Web page and app entries:

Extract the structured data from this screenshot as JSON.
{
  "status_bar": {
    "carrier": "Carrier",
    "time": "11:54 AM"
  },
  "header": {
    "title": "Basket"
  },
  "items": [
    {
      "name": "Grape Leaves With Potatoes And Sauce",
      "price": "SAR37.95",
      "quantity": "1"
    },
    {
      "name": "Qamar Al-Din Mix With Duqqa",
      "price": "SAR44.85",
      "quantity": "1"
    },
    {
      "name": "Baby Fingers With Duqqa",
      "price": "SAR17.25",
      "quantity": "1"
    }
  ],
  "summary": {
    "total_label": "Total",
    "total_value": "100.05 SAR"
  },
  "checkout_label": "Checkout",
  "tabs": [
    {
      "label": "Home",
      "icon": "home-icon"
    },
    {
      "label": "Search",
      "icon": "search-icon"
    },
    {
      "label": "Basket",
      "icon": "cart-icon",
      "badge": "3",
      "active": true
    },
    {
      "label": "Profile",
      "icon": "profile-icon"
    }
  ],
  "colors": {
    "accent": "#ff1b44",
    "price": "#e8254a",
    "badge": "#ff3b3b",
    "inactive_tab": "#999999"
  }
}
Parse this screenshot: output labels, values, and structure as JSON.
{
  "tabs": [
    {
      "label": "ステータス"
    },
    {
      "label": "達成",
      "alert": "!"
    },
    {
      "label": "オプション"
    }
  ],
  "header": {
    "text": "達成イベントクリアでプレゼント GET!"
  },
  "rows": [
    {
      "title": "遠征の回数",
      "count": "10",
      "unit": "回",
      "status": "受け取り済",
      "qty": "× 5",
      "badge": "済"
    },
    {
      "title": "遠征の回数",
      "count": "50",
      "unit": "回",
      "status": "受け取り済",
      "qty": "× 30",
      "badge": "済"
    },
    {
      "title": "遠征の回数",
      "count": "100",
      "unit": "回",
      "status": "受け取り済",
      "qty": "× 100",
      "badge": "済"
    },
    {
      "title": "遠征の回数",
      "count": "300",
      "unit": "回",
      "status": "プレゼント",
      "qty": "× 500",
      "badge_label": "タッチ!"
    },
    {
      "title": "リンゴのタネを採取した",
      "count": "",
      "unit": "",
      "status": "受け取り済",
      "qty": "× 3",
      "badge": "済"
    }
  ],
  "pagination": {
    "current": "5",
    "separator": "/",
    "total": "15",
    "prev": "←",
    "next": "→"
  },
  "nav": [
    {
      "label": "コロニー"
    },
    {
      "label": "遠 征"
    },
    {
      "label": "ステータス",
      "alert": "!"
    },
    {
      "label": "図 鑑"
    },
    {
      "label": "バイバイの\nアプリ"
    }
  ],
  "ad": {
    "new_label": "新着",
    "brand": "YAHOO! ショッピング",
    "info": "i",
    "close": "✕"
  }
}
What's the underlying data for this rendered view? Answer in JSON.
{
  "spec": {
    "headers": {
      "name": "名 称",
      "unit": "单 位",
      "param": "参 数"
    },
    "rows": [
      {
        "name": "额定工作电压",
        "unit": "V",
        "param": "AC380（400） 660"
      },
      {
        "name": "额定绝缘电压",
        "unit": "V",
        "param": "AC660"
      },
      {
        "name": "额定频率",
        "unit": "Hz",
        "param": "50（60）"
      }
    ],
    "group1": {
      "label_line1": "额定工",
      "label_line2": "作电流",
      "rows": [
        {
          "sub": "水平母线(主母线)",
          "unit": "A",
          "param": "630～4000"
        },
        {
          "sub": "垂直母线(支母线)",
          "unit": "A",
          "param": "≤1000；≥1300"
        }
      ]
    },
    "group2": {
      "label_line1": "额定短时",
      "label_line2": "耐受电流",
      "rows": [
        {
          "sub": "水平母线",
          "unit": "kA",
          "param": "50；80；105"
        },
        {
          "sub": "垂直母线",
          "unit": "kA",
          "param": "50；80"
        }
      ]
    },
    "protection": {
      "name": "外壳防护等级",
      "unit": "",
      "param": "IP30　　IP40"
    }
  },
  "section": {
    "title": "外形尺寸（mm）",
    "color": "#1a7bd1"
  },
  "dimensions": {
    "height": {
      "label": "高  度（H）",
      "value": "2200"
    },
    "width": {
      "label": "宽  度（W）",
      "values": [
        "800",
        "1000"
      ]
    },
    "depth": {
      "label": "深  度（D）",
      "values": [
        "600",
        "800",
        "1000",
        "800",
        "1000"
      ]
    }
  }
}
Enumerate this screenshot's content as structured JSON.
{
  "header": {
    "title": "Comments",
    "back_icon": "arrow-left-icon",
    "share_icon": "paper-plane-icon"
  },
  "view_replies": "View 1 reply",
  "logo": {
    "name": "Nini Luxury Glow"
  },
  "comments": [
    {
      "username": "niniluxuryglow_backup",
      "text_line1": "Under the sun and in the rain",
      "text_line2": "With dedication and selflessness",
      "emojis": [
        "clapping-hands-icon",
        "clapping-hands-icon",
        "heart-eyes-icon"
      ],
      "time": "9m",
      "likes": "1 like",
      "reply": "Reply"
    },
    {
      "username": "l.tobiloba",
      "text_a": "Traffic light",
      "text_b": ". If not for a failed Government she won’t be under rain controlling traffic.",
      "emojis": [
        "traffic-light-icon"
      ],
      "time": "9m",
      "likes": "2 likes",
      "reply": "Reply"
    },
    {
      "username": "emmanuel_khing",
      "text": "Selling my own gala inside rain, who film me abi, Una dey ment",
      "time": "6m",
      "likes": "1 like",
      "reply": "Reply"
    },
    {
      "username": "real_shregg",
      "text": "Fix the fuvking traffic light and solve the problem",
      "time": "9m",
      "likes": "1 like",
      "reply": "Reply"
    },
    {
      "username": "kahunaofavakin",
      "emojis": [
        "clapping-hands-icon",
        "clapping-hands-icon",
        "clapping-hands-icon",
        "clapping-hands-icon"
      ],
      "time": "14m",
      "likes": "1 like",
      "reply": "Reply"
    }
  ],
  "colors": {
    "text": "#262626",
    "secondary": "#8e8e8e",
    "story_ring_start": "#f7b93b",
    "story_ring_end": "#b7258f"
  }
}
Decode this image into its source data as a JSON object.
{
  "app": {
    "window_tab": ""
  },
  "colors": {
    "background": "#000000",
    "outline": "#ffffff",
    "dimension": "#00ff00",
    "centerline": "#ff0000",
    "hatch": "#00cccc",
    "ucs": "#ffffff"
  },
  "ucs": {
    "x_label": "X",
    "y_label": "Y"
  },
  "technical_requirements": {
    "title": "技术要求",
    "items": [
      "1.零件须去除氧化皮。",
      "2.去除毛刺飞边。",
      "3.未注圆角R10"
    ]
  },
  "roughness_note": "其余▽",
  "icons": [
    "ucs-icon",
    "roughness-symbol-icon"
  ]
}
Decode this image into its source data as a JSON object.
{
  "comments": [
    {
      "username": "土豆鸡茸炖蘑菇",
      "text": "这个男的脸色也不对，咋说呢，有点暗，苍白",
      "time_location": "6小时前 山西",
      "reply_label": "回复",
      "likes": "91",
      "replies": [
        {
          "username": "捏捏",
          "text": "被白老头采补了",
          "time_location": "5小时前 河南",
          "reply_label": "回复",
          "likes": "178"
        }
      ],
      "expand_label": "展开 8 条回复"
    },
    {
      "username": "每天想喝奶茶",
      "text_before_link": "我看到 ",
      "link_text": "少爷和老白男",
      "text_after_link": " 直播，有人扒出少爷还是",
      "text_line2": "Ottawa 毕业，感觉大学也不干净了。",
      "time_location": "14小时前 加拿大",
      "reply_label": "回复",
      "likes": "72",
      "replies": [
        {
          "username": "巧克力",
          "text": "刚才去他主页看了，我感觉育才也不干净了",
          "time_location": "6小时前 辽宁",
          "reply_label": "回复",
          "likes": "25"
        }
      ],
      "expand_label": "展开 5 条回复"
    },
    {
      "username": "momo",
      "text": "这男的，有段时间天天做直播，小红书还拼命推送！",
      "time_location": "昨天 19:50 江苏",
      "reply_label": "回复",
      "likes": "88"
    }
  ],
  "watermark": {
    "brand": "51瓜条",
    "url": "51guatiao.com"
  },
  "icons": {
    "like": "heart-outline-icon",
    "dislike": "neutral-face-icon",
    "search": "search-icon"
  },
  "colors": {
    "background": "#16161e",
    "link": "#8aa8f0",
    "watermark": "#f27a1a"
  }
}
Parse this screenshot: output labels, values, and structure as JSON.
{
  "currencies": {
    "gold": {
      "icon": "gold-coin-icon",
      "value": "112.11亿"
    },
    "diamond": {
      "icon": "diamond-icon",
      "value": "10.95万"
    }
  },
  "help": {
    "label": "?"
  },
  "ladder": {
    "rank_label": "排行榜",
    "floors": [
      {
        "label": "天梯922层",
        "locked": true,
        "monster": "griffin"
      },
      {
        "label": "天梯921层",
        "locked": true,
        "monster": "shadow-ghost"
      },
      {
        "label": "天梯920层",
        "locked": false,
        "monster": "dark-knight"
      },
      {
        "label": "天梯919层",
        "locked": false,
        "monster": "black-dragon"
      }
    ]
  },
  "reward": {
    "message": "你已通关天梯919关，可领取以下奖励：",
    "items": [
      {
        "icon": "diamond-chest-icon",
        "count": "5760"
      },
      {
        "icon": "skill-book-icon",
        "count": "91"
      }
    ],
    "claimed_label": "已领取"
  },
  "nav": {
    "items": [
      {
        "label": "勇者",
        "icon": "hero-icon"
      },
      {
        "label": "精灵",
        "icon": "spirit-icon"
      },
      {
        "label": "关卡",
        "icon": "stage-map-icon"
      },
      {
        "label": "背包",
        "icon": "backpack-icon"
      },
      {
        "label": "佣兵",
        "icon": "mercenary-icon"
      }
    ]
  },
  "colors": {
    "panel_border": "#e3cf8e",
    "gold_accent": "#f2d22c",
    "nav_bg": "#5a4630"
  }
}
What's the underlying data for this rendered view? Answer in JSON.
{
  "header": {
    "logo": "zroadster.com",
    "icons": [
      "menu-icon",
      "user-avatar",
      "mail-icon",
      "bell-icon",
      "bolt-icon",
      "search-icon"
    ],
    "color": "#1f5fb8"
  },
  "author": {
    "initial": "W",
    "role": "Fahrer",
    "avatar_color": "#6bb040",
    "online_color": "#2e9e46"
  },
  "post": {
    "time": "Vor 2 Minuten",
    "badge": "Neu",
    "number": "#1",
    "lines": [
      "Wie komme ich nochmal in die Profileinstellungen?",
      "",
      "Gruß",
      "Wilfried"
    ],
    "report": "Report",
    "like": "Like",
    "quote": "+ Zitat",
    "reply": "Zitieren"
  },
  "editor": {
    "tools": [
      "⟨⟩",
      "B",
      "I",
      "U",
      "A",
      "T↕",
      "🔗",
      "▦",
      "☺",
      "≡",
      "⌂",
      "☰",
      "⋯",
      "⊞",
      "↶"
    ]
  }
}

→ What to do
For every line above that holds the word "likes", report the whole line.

→ Exercise answer
      "likes": "1 like",
      "likes": "2 likes",
      "likes": "1 like",
      "likes": "1 like",
      "likes": "1 like",
      "likes": "91",
          "likes": "178"
      "likes": "72",
          "likes": "25"
      "likes": "88"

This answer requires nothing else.